CAPE TOWN, South Africa — The sun beats down mercilessly as we race east on the coastal road out of Cape Town. The southern tip of Africa is a land of extremes, vast plains interrupted by towering cliffs, lush forests opening onto scraggy brush. A baboon darts across the roadway, wildebeests and ostriches briefly interrupt their grazing to gaze up as we roar by.
South Africa is a long way to go to test-drive a new car. But the Bentley Arnage T isn’t your average automobile. It’s not just the latest from the stately British automaker, but a vehicle Bentley officials are calling their “bridge car.”
forumFour years ago, a bitter bidding war broke up the
seven-decade pairing of Bentley and its sister division, Rolls-Royce. In recent
decades, the two marques’ products have been virtual clones, but that’s about to
change. Come December, Rolls will become the property of BMW, while Bentley’s
new owner, Volkswagen AG, hopes to broaden the appeal of the brand with a range
of new products. That includes the upcoming, $150,000 GT Coupe that will make
its debut during the upcoming Geneva Motor Show.
The Coupe will take aim at a younger, hipper, and slightly less affluent buyer, positioning Bentley directly against high-volume luxury brands, such as Mercedes-Benz. It should also yield significant increases in volume.
The Arnage line won’t go away, however, and will remain one of the most exclusive nameplates on the market. Which raises a fundamental question: is the Arnage T worth the price, which is expected to come in around $235,000 when it hits U.S. shores later this year?
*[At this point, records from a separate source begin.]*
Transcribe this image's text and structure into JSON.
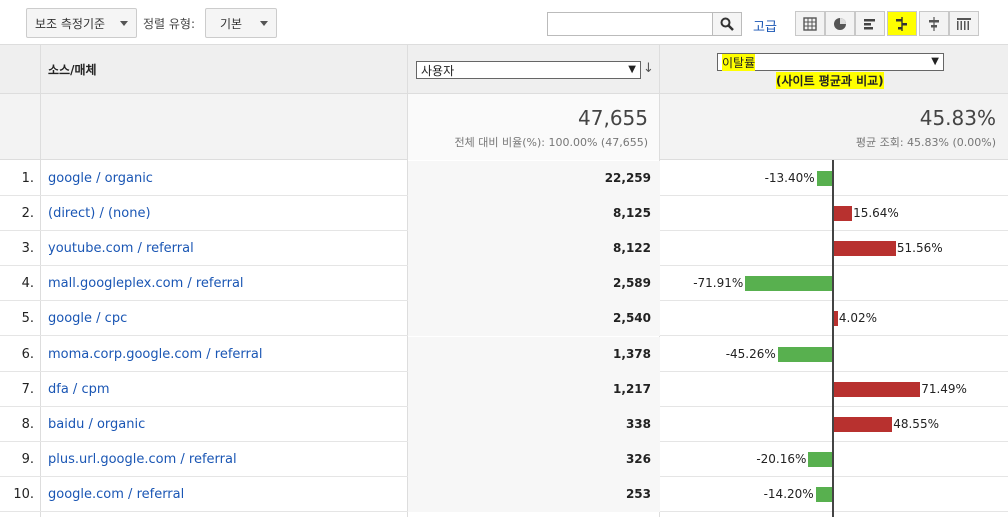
{
  "toolbar": {
    "secondary_dimension": "보조 측정기준",
    "sort_type_label": "정렬 유형:",
    "sort_type_value": "기본",
    "search_placeholder": "",
    "advanced_label": "고급",
    "view_buttons": [
      "table-icon",
      "pie-icon",
      "bar-icon",
      "comparison-icon",
      "term-cloud-icon",
      "pivot-icon"
    ],
    "active_view": "comparison-icon"
  },
  "table": {
    "dimension_header": "소스/매체",
    "users_metric": "사용자",
    "compare_metric": "이탈률",
    "compare_subtitle": "(사이트 평균과 비교)",
    "summary_users_value": "47,655",
    "summary_users_sub": "전체 대비 비율(%): 100.00% (47,655)",
    "summary_compare_value": "45.83%",
    "summary_compare_sub": "평균 조회: 45.83% (0.00%)",
    "rows": [
      {
        "idx": "1.",
        "source": "google / organic",
        "users": "22,259",
        "pct": "-13.40%",
        "delta": -13.4
      },
      {
        "idx": "2.",
        "source": "(direct) / (none)",
        "users": "8,125",
        "pct": "15.64%",
        "delta": 15.64
      },
      {
        "idx": "3.",
        "source": "youtube.com / referral",
        "users": "8,122",
        "pct": "51.56%",
        "delta": 51.56
      },
      {
        "idx": "4.",
        "source": "mall.googleplex.com / referral",
        "users": "2,589",
        "pct": "-71.91%",
        "delta": -71.91
      },
      {
        "idx": "5.",
        "source": "google / cpc",
        "users": "2,540",
        "pct": "4.02%",
        "delta": 4.02
      },
      {
        "idx": "6.",
        "source": "moma.corp.google.com / referral",
        "users": "1,378",
        "pct": "-45.26%",
        "delta": -45.26
      },
      {
        "idx": "7.",
        "source": "dfa / cpm",
        "users": "1,217",
        "pct": "71.49%",
        "delta": 71.49
      },
      {
        "idx": "8.",
        "source": "baidu / organic",
        "users": "338",
        "pct": "48.55%",
        "delta": 48.55
      },
      {
        "idx": "9.",
        "source": "plus.url.google.com / referral",
        "users": "326",
        "pct": "-20.16%",
        "delta": -20.16
      },
      {
        "idx": "10.",
        "source": "google.com / referral",
        "users": "253",
        "pct": "-14.20%",
        "delta": -14.2
      }
    ]
  },
  "colors": {
    "negative_bar": "#58b04f",
    "positive_bar": "#b8312f",
    "link": "#1a56b4",
    "highlight": "#ffff00"
  }
}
To find out, TheCarConnection spent 34 hours traveling to the other side of the globe.